News & Events
2022/12/01Africa Food Shortage and Livelihoods
Africa is experiencing one of the most alarming food crises in decades.
Africa is experiencing one of the most alarming food crises in decades. Roughly 146 million people are suffering from acute food insecurity and require urgent humanitarian assistance.
In the past five years, food shortage have increased by 83 per cent, an estimated 54 million people, with women and children being disproportionately affected. Their vulnerabilities are compounded by poverty, inequality, marginalization, and recurrent shocks, which have fundamentally altered lives. It is unconscionable that in 2022 communities have to endure such acute food shortage, while global food production has continued to increase.
Driven by a complex interplay of insecurity, extreme weather events, climate variability, and negative macroeconomic conditions, this crisis is distinct in its magnitude and geographic scope. As such, it requires an exceptional mobilization and a massive effort by all concerned institutions and states to address the drivers that underpin food shortage in Africa.

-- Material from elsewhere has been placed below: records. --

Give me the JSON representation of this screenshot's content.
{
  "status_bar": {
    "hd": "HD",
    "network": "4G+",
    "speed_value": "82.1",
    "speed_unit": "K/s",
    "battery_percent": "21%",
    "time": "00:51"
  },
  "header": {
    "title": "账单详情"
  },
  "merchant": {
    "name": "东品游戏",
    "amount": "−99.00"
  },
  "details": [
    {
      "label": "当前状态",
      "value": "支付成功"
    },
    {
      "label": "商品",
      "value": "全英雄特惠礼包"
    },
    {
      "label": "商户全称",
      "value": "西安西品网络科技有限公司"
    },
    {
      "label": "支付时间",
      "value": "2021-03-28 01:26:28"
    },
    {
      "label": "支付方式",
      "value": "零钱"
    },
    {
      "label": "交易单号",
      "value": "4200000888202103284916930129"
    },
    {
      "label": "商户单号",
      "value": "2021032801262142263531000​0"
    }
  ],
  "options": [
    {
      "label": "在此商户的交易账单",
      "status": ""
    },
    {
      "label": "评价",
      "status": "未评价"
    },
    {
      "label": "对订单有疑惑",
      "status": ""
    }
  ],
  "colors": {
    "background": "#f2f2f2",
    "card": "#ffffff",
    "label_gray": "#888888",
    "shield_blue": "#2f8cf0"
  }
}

To follow up the food shortage humanitarian work of the International Red Cross Movement and response to the appeal of the International Committee of the Red Cross (ICRC) and International Federation of Red Cross and Red Crescent Societies (IFRC), donations will be used for ICRC, IFRC and National Red Cross societies (NSs) to assist Africa food shortage and Livelihoods.
Bank Name: HUA NAN COMMERCIAL BANK, LTD. HO PING BRANCH
Account Name: The Red Cross Society of the Republic of China
SWIFT Code: HNBKTWTP121
Bank Address: NO.93, HO PING EAST ROAD, SEC. 2, TAIPEI, TAIWAN, R.O.C.
Please click here if you wish to donate by Credit Card
Roughly 146 million people are suffering from acute food insecurity and require urgent humanitarian assistance.
2022 communities have to endure such acute food shortage, while global food production has continued to increase
women and children being disproportionately affected by food shortage